But I don’t think that’s the why, the ἵνα τί so to speak. Because it contains a contradictory seed of its own destruction within itself. Presumably we want to “get better” at reading in Greek and Hebrew. And as we get better, as we read more fluently, we can read faster. And so imagine you achieve the dream, you read Greek or Hebrew fluently, or near-natively, or even just “as fast as English”. Suddenly you have progressed to a point where that benefit is gone, and if that benefit of forced-slowed reading was your reason, you’ve outwitted yourself!

To put the same point in a couple of other guises – is it not possible to learn to read slow and rummage around the text in English? What about the Greek Fathers, for whom the New Testament was not a foreign language at all – what benefit to them of reading in the original?

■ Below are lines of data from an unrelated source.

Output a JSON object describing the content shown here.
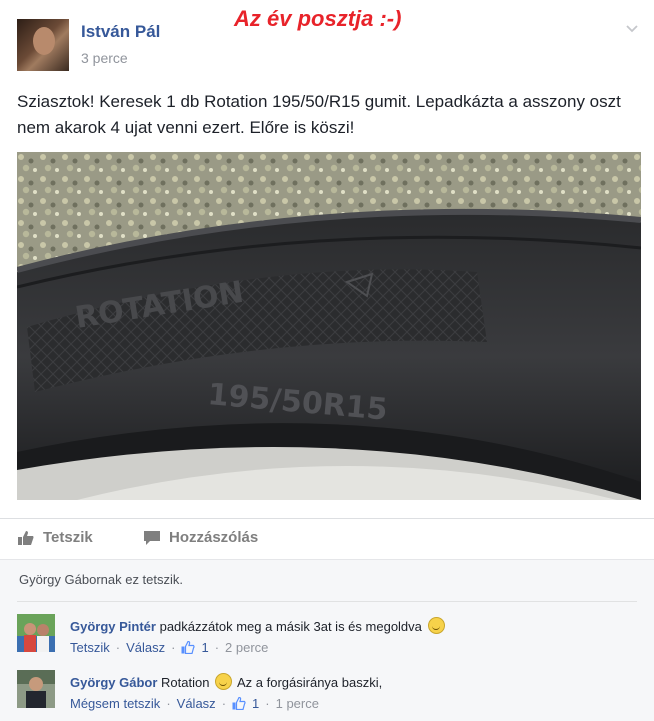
{
  "banner": "Az év posztja :-)",
  "post": {
    "author": "István Pál",
    "time": "3 perce",
    "text": "Sziasztok! Keresek 1 db Rotation 195/50/R15 gumit. Lepadkázta a asszony oszt nem akarok 4 ujat venni ezert. Előre is köszi!"
  },
  "photo": {
    "sidewall_brand": "ROTATION",
    "sidewall_size": "195/50R15"
  },
  "actions": {
    "like": "Tetszik",
    "comment": "Hozzászólás"
  },
  "likes_summary": "György Gábornak ez tetszik.",
  "comments": [
    {
      "name": "György Pintér",
      "text": "padkázzátok meg a másik 3at is és megoldva",
      "like_label": "Tetszik",
      "reply_label": "Válasz",
      "likes": "1",
      "time": "2 perce"
    },
    {
      "name": "György Gábor",
      "text_before": "Rotation",
      "text_after": "Az a forgásiránya baszki,",
      "like_label": "Mégsem tetszik",
      "reply_label": "Válasz",
      "likes": "1",
      "time": "1 perce"
    }
  ],
  "colors": {
    "link": "#365899",
    "banner": "#e8232a",
    "meta": "#90949c"
  }
}
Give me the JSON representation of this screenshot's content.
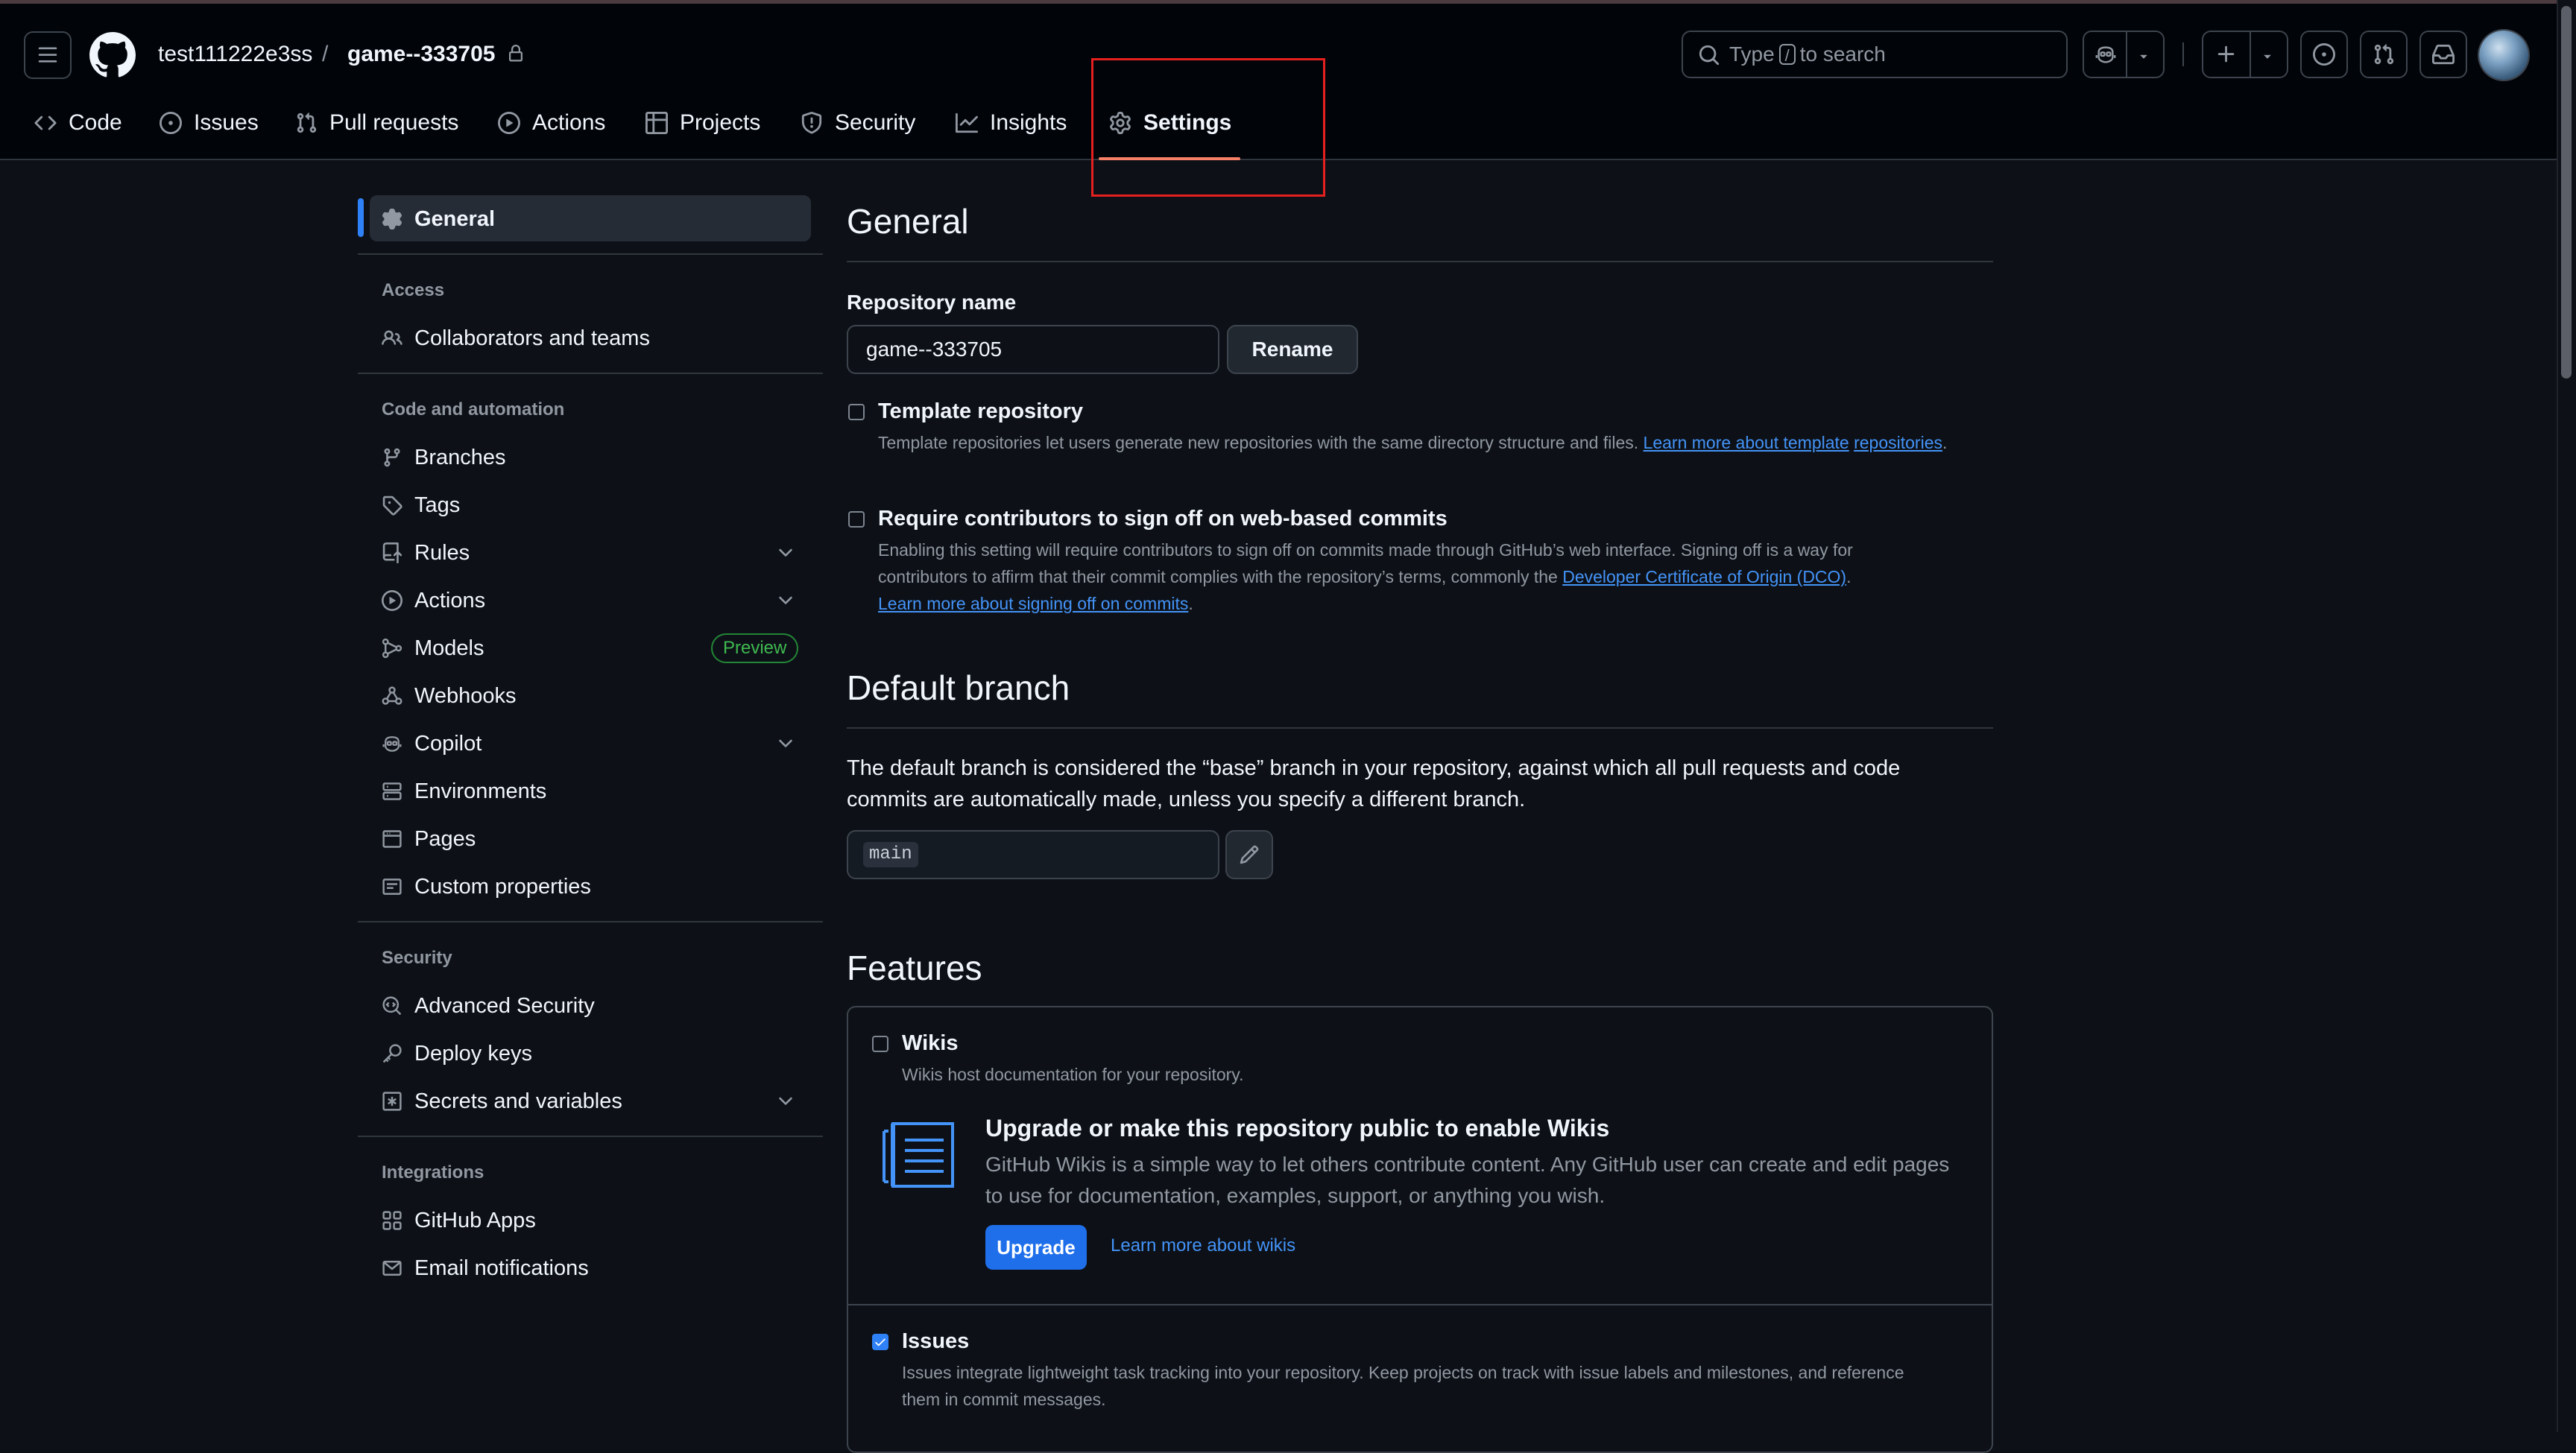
{
  "header": {
    "owner": "test111222e3ss",
    "separator": "/",
    "repo": "game--333705",
    "search_prefix": "Type",
    "search_key": "/",
    "search_suffix": "to search"
  },
  "repo_tabs": [
    {
      "label": "Code",
      "icon": "code-icon"
    },
    {
      "label": "Issues",
      "icon": "issue-opened-icon"
    },
    {
      "label": "Pull requests",
      "icon": "pull-request-icon"
    },
    {
      "label": "Actions",
      "icon": "play-icon"
    },
    {
      "label": "Projects",
      "icon": "table-icon"
    },
    {
      "label": "Security",
      "icon": "shield-icon"
    },
    {
      "label": "Insights",
      "icon": "graph-icon"
    },
    {
      "label": "Settings",
      "icon": "gear-icon",
      "selected": true
    }
  ],
  "sidebar": {
    "general": "General",
    "sections": {
      "access": "Access",
      "code_automation": "Code and automation",
      "security": "Security",
      "integrations": "Integrations"
    },
    "items": {
      "collaborators": "Collaborators and teams",
      "branches": "Branches",
      "tags": "Tags",
      "rules": "Rules",
      "actions": "Actions",
      "models": "Models",
      "models_badge": "Preview",
      "webhooks": "Webhooks",
      "copilot": "Copilot",
      "environments": "Environments",
      "pages": "Pages",
      "custom_properties": "Custom properties",
      "advanced_security": "Advanced Security",
      "deploy_keys": "Deploy keys",
      "secrets": "Secrets and variables",
      "github_apps": "GitHub Apps",
      "email_notifications": "Email notifications"
    }
  },
  "general": {
    "heading": "General",
    "repo_name_label": "Repository name",
    "repo_name_value": "game--333705",
    "rename_label": "Rename",
    "template": {
      "title": "Template repository",
      "checked": false,
      "desc": "Template repositories let users generate new repositories with the same directory structure and files.",
      "link1": "Learn more about template",
      "link2": "repositories",
      "end": "."
    },
    "signoff": {
      "title": "Require contributors to sign off on web-based commits",
      "checked": false,
      "desc1": "Enabling this setting will require contributors to sign off on commits made through GitHub’s web interface. Signing off is a way for",
      "desc2": "contributors to affirm that their commit complies with the repository’s terms, commonly the",
      "link_dco": "Developer Certificate of Origin (DCO)",
      "link_learn": "Learn more about signing off on commits",
      "end": "."
    }
  },
  "default_branch": {
    "heading": "Default branch",
    "desc": "The default branch is considered the “base” branch in your repository, against which all pull requests and code commits are automatically made, unless you specify a different branch.",
    "branch": "main"
  },
  "features": {
    "heading": "Features",
    "wikis": {
      "title": "Wikis",
      "checked": false,
      "desc": "Wikis host documentation for your repository.",
      "upgrade_title": "Upgrade or make this repository public to enable Wikis",
      "upgrade_desc": "GitHub Wikis is a simple way to let others contribute content. Any GitHub user can create and edit pages to use for documentation, examples, support, or anything you wish.",
      "upgrade_button": "Upgrade",
      "learn_more": "Learn more about wikis"
    },
    "issues": {
      "title": "Issues",
      "checked": true,
      "desc": "Issues integrate lightweight task tracking into your repository. Keep projects on track with issue labels and milestones, and reference them in commit messages."
    }
  },
  "colors": {
    "background": "#0d1117",
    "header_bg": "#010409",
    "accent_link": "#4493f8",
    "selected_tab_underline": "#f78166",
    "highlight_box": "#e5201f",
    "upgrade_button": "#1f6feb",
    "preview_badge": "#3fb950"
  }
}
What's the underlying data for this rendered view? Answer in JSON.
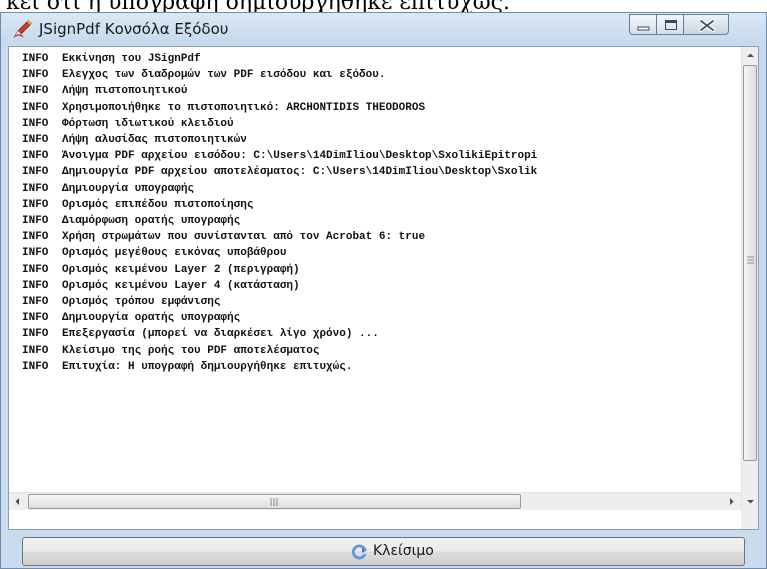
{
  "background_text": "κεί ότι η υπογραφή δημιουργήθηκε επιτυχώς.",
  "window": {
    "title": "JSignPdf Κονσόλα Εξόδου"
  },
  "log": [
    {
      "level": "INFO",
      "message": "Εκκίνηση του JSignPdf"
    },
    {
      "level": "INFO",
      "message": "Ελεγχος των διαδρομών των PDF εισόδου και εξόδου."
    },
    {
      "level": "INFO",
      "message": "Λήψη πιστοποιητικού"
    },
    {
      "level": "INFO",
      "message": "Χρησιμοποιήθηκε το πιστοποιητικό: ARCHONTIDIS THEODOROS"
    },
    {
      "level": "INFO",
      "message": "Φόρτωση ιδιωτικού κλειδιού"
    },
    {
      "level": "INFO",
      "message": "Λήψη αλυσίδας πιστοποιητικών"
    },
    {
      "level": "INFO",
      "message": "Άνοιγμα PDF αρχείου εισόδου: C:\\Users\\14DimIliou\\Desktop\\SxolikiEpitropi"
    },
    {
      "level": "INFO",
      "message": "Δημιουργία PDF αρχείου αποτελέσματος: C:\\Users\\14DimIliou\\Desktop\\Sxolik"
    },
    {
      "level": "INFO",
      "message": "Δημιουργία υπογραφής"
    },
    {
      "level": "INFO",
      "message": "Ορισμός επιπέδου πιστοποίησης"
    },
    {
      "level": "INFO",
      "message": "Διαμόρφωση ορατής υπογραφής"
    },
    {
      "level": "INFO",
      "message": "Χρήση στρωμάτων που συνίστανται από τον Acrobat 6: true"
    },
    {
      "level": "INFO",
      "message": "Ορισμός μεγέθους εικόνας υποβάθρου"
    },
    {
      "level": "INFO",
      "message": "Ορισμός κειμένου Layer 2 (περιγραφή)"
    },
    {
      "level": "INFO",
      "message": "Ορισμός κειμένου Layer 4 (κατάσταση)"
    },
    {
      "level": "INFO",
      "message": "Ορισμός τρόπου εμφάνισης"
    },
    {
      "level": "INFO",
      "message": "Δημιουργία ορατής υπογραφής"
    },
    {
      "level": "INFO",
      "message": "Επεξεργασία (μπορεί να διαρκέσει λίγο χρόνο) ..."
    },
    {
      "level": "INFO",
      "message": "Κλείσιμο της ροής του PDF αποτελέσματος"
    },
    {
      "level": "INFO",
      "message": "Επιτυχία: Η υπογραφή δημιουργήθηκε επιτυχώς."
    }
  ],
  "icons": {
    "app": "jsignpdf-pen-icon",
    "close_button": "refresh-arrow-icon",
    "window_controls": [
      "minimize-icon",
      "maximize-icon",
      "close-x-icon"
    ]
  },
  "close_button": {
    "label": "Κλείσιμο"
  },
  "colors": {
    "window_frame": "#c9dcef",
    "button_face": "#dddddd",
    "log_text": "#111111"
  }
}
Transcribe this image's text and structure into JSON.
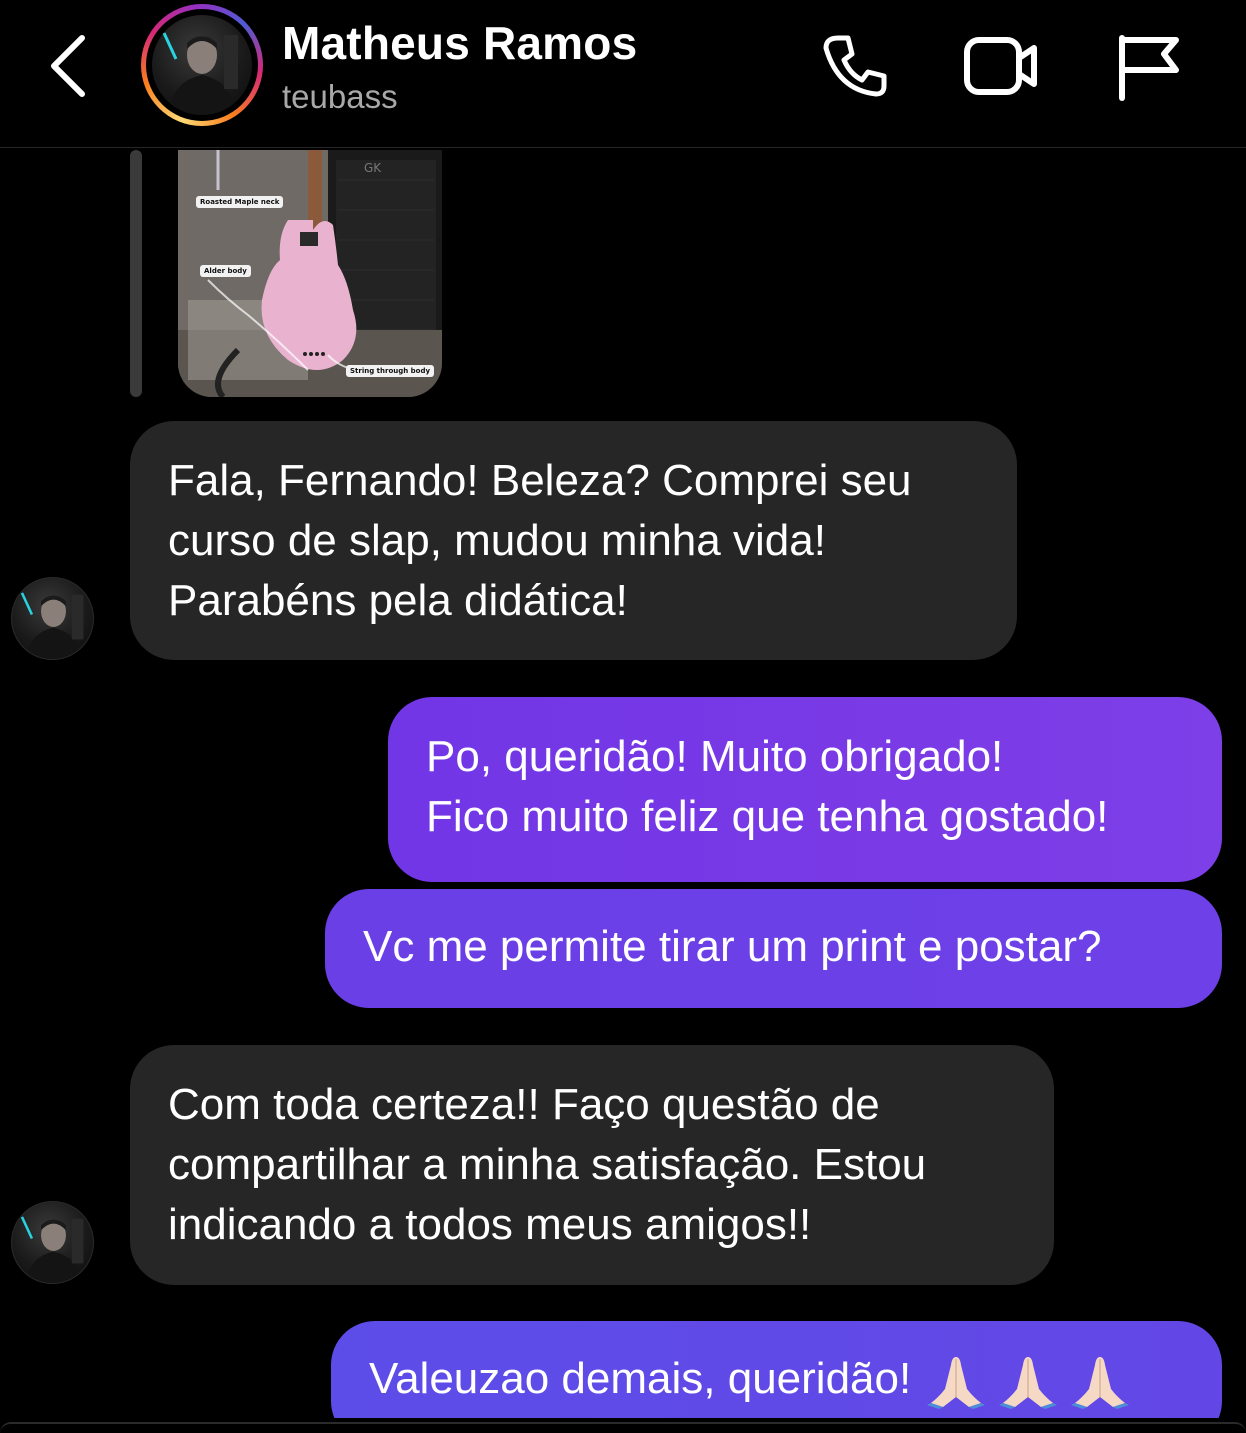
{
  "header": {
    "name": "Matheus Ramos",
    "username": "teubass"
  },
  "shared_post": {
    "labels": [
      "Roasted Maple neck",
      "Alder body",
      "String through body"
    ],
    "brand_mark": "GK"
  },
  "messages": [
    {
      "direction": "incoming",
      "text": "Fala, Fernando! Beleza? Comprei seu\ncurso de slap, mudou minha vida!\nParabéns pela didática!"
    },
    {
      "direction": "outgoing",
      "text": "Po, queridão! Muito obrigado!\nFico muito feliz que tenha gostado!"
    },
    {
      "direction": "outgoing",
      "text": "Vc me permite tirar um print e postar?"
    },
    {
      "direction": "incoming",
      "text": "Com toda certeza!! Faço questão de\ncompartilhar a minha satisfação. Estou\nindicando a todos meus amigos!!"
    },
    {
      "direction": "outgoing",
      "text": "Valeuzao demais, queridão!",
      "emoji": "folded-hands x3"
    }
  ],
  "colors": {
    "background": "#000000",
    "incoming_bubble": "#262626",
    "outgoing_bubble": "#7438e6",
    "username_gray": "#a8a8a8"
  },
  "icons": [
    "back-chevron-icon",
    "phone-icon",
    "video-camera-icon",
    "flag-icon",
    "folded-hands-emoji"
  ]
}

This is the half-wrong, in that I think it confuses a benefit with a purpose (to be fair, Brian doesn’t call it a purpose, he just calls it the main benefit). I think the purpose is to rummage around in the text without a veil. Anyone who has learnt any second language knows the inherent difficulties of translation, difficulties that will never go away. To access the original languages is to deal with the texts as they are, at the source. this is the why. Slow reading is a skill in itself, you can learn it, practice it, in English if you like. In another foreign language, if it please you. But it’s not the why, it’s a by-product of the long and slow road towards language proficiency.